(App and web page records)
============
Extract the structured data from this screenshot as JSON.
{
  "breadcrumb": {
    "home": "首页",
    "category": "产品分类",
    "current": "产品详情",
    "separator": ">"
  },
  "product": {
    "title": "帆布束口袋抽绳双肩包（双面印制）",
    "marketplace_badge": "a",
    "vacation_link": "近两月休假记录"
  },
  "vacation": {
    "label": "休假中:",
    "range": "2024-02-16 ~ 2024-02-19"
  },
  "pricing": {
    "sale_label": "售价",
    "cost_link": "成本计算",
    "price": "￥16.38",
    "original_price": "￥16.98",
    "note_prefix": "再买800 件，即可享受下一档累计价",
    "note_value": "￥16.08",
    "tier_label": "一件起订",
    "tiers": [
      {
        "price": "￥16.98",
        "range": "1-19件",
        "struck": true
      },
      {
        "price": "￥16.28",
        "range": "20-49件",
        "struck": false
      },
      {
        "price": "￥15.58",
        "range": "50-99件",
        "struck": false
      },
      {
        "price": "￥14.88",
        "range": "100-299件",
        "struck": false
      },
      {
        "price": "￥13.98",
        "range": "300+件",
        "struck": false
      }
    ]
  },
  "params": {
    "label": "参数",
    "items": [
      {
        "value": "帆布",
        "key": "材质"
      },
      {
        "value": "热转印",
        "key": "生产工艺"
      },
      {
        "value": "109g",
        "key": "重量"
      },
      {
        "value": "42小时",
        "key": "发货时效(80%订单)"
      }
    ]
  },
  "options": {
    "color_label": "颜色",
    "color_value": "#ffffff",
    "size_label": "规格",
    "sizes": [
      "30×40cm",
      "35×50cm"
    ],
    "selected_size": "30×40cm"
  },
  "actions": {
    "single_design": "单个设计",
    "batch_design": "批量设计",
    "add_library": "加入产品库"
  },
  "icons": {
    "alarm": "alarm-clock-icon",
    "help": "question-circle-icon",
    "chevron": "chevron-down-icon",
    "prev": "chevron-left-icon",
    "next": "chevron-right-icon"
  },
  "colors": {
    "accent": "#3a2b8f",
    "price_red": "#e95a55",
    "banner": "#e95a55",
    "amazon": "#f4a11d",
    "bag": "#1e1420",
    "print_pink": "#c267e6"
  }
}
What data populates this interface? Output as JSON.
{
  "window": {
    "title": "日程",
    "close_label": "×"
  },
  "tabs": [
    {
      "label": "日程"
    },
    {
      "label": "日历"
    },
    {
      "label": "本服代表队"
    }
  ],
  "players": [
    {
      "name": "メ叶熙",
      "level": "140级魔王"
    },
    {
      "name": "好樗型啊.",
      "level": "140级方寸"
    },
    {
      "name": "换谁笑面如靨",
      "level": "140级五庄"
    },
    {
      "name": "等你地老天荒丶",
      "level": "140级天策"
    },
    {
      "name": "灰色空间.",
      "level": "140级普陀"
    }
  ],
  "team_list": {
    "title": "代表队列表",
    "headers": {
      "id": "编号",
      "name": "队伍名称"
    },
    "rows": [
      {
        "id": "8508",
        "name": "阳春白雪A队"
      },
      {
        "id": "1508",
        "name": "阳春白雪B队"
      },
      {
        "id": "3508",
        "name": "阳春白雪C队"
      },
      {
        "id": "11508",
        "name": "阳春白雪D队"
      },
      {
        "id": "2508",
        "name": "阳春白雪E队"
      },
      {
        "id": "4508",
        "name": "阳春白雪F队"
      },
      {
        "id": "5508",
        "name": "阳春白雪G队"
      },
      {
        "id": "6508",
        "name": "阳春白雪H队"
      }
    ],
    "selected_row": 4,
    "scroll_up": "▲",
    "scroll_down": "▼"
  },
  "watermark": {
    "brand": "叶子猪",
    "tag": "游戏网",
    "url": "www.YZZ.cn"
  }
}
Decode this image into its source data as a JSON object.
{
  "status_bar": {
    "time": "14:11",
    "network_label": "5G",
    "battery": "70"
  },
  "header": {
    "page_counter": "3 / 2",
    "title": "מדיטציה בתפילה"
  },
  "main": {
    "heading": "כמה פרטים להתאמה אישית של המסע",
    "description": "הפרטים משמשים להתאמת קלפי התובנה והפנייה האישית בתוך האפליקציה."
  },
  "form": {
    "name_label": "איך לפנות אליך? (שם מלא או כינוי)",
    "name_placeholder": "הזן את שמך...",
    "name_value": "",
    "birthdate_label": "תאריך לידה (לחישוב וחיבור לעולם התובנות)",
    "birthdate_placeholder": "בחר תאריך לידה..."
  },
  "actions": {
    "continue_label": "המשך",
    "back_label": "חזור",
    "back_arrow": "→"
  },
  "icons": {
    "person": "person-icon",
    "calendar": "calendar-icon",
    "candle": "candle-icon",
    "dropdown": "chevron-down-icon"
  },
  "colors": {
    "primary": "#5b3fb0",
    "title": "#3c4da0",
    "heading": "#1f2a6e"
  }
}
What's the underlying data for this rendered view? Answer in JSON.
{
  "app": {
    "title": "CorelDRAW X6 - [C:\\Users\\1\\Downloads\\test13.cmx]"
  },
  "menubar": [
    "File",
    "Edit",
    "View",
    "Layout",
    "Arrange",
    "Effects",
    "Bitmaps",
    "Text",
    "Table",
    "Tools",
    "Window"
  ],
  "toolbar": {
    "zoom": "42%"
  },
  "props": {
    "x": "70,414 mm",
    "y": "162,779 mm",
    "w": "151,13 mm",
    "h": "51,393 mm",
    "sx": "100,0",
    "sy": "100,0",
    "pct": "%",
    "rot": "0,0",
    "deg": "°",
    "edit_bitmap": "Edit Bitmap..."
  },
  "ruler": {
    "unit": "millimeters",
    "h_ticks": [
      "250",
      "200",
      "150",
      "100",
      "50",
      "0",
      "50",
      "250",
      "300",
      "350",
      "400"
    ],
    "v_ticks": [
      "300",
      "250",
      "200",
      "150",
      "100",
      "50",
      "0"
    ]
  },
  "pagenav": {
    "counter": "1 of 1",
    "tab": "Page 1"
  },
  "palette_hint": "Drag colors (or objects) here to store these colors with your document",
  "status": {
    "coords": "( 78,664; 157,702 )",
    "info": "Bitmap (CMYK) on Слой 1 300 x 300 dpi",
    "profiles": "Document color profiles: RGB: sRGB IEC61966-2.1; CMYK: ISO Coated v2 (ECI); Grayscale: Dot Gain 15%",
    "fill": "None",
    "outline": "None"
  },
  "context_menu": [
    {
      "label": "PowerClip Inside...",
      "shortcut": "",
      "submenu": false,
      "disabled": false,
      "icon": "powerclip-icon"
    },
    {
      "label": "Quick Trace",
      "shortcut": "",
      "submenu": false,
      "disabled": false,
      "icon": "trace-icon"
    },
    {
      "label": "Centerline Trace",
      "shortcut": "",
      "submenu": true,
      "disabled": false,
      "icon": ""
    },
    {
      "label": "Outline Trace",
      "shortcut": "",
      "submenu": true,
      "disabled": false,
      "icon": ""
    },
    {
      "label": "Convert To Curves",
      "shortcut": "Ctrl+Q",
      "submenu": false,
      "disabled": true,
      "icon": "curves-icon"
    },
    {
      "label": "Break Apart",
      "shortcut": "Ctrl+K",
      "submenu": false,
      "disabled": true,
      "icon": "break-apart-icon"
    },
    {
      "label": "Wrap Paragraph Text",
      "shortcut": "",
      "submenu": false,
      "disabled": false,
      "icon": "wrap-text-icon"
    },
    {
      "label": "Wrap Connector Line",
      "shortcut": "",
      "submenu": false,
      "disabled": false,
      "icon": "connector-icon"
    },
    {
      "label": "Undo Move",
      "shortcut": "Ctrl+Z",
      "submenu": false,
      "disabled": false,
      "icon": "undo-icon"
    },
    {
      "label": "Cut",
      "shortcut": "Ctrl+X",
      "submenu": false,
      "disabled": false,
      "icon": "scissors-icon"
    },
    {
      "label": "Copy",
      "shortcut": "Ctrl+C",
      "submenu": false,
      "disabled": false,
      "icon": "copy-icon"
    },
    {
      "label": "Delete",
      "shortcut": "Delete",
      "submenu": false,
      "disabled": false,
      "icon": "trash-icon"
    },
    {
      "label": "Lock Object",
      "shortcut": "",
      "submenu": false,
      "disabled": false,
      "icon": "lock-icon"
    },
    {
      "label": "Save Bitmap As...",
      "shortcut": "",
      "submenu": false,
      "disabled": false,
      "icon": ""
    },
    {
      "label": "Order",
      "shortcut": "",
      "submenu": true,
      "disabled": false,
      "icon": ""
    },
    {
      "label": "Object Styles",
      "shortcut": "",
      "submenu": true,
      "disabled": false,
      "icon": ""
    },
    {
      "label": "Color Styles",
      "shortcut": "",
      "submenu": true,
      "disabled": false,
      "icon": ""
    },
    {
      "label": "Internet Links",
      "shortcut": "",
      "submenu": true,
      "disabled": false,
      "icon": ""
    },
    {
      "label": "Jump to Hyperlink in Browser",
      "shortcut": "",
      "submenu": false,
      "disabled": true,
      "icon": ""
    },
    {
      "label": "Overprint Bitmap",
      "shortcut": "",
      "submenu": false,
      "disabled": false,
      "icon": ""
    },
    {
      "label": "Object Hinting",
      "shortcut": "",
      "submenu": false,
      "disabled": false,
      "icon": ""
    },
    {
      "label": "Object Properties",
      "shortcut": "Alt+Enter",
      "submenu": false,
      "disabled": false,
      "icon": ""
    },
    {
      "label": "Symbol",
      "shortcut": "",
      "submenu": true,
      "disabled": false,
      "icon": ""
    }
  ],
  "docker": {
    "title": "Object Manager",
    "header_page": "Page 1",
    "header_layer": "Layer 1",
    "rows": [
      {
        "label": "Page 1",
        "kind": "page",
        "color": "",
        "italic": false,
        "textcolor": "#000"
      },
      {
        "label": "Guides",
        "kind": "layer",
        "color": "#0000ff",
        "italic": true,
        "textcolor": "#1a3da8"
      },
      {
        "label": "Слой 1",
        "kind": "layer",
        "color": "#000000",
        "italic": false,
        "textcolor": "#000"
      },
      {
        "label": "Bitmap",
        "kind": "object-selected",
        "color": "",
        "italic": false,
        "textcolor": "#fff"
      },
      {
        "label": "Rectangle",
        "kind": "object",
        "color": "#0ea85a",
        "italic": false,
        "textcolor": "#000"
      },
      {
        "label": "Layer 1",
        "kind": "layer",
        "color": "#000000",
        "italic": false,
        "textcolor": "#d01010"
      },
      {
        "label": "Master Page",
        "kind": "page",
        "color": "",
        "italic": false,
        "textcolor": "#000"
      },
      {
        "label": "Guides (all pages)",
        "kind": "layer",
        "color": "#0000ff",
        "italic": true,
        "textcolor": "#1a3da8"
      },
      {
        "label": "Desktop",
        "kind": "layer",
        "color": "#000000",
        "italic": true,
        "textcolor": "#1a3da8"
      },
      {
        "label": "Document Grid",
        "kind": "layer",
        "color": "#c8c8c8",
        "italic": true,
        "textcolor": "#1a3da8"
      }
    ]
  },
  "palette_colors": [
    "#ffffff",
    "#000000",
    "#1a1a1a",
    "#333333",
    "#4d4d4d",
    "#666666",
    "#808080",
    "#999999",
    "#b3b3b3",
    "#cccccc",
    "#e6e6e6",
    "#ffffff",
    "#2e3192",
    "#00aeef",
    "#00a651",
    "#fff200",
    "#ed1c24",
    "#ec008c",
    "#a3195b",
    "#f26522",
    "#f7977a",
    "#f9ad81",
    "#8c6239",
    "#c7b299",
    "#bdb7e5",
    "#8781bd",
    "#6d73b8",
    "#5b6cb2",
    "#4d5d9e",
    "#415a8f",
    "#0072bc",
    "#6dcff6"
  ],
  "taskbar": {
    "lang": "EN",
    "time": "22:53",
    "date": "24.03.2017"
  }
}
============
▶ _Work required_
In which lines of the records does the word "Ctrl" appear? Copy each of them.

▶ _Solution to the exercise_
      "shortcut": "Ctrl+Q",
      "shortcut": "Ctrl+K",
      "shortcut": "Ctrl+Z",
      "shortcut": "Ctrl+X",
      "shortcut": "Ctrl+C",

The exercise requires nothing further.